● **Record excerpts**:
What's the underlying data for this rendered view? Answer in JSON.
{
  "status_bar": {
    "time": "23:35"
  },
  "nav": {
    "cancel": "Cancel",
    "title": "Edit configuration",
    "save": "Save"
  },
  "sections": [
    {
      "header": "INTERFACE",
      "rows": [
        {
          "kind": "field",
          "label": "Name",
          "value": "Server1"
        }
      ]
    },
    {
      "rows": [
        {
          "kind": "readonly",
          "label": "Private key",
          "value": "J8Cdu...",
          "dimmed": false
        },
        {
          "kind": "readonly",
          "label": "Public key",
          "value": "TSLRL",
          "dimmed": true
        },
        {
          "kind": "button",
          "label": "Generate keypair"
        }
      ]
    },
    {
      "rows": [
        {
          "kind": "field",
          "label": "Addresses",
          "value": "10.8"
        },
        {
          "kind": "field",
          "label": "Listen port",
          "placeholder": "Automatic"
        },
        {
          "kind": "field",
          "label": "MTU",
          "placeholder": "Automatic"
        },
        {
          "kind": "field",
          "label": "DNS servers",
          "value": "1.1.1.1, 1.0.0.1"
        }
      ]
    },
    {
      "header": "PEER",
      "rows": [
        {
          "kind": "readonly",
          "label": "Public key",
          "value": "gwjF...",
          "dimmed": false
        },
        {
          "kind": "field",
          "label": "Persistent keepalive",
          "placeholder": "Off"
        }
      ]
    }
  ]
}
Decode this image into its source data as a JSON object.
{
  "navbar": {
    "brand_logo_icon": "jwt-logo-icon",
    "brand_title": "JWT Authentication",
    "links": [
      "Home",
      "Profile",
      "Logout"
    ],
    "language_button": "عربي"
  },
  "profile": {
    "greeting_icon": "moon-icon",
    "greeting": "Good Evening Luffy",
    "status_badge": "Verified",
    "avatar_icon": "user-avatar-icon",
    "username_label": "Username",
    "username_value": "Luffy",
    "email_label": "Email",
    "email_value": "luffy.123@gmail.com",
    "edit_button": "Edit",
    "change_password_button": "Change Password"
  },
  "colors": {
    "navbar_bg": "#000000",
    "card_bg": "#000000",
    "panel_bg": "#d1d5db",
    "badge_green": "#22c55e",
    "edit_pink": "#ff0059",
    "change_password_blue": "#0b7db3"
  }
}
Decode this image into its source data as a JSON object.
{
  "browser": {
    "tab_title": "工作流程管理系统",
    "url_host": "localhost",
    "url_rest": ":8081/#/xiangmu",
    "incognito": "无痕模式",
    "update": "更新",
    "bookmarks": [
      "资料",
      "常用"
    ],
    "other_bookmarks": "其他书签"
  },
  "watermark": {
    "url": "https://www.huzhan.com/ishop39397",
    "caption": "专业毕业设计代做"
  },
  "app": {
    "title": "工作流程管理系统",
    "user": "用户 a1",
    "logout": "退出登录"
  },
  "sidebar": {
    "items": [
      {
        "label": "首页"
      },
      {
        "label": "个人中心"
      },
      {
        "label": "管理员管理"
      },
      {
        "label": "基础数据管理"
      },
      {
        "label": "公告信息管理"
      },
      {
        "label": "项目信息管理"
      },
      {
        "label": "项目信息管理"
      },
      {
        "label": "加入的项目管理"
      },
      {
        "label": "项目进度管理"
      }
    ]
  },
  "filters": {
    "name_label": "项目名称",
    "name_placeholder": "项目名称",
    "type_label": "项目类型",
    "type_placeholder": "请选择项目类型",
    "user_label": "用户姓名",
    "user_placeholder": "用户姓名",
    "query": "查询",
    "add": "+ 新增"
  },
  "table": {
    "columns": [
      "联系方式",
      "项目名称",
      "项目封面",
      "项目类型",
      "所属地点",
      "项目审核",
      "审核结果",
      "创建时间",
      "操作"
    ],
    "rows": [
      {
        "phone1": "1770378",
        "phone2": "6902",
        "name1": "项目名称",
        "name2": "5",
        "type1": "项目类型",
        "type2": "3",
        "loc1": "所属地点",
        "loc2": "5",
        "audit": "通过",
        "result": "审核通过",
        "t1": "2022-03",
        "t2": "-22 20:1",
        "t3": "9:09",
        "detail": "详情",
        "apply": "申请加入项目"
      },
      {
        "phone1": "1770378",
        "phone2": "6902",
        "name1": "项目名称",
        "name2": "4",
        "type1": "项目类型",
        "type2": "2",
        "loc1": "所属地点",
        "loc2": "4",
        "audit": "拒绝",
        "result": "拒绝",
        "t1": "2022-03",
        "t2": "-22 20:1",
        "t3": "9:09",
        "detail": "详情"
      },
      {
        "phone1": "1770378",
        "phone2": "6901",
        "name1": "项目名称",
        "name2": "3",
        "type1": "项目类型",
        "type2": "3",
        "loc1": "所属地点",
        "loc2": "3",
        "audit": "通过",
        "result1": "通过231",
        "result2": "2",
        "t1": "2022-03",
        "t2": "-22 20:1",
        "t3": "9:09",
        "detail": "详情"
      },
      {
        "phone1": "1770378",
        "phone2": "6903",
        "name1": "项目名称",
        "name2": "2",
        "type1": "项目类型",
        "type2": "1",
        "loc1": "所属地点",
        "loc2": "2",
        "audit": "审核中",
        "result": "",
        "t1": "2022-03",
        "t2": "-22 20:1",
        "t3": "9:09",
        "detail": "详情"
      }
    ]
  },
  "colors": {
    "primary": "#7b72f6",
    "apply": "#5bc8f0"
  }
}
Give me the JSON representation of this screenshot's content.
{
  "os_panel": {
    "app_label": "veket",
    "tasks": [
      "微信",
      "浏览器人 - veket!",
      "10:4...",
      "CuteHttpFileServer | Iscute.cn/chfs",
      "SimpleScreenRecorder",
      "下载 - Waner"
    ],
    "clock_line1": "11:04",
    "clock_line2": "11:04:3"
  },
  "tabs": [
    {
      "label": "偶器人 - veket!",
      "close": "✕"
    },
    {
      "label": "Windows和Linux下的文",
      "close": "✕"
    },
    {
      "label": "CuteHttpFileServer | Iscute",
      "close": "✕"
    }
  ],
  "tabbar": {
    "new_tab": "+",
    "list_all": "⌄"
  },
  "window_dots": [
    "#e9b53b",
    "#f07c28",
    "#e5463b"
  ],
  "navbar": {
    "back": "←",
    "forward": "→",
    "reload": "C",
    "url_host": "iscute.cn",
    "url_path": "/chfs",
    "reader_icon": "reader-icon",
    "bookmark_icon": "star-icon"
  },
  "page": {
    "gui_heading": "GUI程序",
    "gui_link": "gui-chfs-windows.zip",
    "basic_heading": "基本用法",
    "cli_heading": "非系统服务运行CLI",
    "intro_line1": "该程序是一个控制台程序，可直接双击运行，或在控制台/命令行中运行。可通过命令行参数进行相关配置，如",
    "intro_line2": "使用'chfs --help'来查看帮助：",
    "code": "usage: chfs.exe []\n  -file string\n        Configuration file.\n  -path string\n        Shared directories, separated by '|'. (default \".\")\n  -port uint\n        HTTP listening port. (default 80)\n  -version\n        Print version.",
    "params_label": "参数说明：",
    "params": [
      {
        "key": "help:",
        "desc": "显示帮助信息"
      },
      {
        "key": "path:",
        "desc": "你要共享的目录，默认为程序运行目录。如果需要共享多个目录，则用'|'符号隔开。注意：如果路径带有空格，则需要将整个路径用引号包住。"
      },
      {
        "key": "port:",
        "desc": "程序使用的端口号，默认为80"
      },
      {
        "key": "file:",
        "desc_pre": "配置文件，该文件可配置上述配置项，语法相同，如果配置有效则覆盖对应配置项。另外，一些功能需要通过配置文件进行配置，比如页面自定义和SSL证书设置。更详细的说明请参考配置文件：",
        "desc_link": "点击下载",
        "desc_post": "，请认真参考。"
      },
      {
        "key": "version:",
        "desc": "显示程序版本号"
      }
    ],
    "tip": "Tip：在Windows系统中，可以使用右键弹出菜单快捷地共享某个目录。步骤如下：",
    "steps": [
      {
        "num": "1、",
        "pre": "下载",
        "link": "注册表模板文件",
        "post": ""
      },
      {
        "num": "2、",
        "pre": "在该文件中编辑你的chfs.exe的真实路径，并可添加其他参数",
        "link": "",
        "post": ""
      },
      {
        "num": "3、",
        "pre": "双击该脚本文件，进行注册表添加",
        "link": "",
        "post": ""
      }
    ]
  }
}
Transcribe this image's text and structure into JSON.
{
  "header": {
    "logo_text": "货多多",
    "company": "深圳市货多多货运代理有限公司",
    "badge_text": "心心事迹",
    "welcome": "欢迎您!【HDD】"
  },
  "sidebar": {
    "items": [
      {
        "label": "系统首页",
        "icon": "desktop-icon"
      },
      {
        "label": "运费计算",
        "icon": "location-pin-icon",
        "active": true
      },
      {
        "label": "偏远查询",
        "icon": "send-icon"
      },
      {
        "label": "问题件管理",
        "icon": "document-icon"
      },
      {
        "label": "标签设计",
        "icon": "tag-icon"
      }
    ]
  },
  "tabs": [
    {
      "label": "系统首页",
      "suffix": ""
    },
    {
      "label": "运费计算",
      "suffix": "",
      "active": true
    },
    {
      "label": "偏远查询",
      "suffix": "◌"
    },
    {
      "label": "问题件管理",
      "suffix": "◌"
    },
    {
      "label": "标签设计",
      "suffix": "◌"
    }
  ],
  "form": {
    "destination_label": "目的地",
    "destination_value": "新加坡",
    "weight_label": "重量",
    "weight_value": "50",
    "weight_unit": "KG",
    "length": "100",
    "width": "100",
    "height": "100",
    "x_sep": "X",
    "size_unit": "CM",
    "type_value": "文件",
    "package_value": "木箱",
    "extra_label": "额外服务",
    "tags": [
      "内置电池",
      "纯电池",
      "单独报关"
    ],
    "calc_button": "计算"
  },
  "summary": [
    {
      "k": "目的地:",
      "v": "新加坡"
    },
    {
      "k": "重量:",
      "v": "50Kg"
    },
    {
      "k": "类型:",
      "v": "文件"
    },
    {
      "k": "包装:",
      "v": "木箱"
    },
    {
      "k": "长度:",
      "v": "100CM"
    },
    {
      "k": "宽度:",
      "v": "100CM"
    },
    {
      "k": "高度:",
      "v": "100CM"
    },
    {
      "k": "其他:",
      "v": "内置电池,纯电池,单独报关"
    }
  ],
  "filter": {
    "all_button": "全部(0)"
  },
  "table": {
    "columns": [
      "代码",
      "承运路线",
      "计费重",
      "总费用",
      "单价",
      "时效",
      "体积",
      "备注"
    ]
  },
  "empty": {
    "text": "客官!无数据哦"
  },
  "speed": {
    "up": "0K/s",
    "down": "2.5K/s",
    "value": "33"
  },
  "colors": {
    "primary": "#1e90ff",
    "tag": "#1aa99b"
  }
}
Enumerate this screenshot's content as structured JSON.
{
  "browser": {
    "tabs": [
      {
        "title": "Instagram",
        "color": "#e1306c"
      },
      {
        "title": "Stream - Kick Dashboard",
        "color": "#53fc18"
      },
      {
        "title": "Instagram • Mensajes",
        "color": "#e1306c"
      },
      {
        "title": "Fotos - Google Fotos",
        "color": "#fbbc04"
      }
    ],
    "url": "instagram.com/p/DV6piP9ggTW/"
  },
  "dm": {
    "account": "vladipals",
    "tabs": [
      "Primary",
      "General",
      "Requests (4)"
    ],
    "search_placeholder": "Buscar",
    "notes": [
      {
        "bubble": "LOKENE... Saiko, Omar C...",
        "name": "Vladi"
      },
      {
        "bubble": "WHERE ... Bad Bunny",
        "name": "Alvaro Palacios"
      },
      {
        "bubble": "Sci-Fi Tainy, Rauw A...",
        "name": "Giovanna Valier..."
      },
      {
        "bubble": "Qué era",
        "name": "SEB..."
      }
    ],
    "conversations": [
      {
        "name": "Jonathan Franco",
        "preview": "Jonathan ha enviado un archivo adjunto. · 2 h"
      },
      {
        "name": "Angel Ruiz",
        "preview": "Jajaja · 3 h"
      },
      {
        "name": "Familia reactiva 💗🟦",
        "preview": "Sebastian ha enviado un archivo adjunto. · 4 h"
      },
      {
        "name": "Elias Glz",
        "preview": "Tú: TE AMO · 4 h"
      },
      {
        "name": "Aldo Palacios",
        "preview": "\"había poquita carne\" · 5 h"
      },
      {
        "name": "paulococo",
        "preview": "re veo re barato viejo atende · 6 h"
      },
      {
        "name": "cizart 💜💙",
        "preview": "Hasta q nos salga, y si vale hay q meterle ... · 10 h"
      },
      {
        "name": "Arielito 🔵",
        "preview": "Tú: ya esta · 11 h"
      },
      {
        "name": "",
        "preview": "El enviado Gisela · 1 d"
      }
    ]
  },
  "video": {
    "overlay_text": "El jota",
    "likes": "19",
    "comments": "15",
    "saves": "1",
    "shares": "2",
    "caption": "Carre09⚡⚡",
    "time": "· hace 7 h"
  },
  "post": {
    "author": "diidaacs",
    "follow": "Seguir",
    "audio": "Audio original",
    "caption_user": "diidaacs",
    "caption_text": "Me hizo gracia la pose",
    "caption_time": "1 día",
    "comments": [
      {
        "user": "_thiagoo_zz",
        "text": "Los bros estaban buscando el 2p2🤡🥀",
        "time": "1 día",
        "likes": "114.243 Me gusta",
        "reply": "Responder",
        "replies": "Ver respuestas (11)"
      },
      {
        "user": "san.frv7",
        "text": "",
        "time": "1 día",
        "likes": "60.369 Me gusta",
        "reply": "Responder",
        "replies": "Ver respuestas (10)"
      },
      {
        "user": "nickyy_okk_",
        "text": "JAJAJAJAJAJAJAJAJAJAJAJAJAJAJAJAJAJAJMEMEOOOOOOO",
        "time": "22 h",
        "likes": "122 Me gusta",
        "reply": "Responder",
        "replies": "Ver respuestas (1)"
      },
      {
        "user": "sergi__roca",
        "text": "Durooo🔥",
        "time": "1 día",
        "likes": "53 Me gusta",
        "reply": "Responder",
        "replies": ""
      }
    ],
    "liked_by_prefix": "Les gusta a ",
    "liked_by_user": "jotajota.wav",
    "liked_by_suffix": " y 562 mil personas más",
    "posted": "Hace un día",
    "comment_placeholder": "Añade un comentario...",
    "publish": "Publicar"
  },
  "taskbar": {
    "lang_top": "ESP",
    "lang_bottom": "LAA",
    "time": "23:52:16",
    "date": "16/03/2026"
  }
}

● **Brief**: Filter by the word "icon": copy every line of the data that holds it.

● **Exercise output**:
    "brand_logo_icon": "jwt-logo-icon",
    "greeting_icon": "moon-icon",
    "avatar_icon": "user-avatar-icon",
    "reader_icon": "reader-icon",
    "bookmark_icon": "star-icon"
        "icon": "desktop-icon"
        "icon": "location-pin-icon",
        "icon": "send-icon"
        "icon": "document-icon"
        "icon": "tag-icon"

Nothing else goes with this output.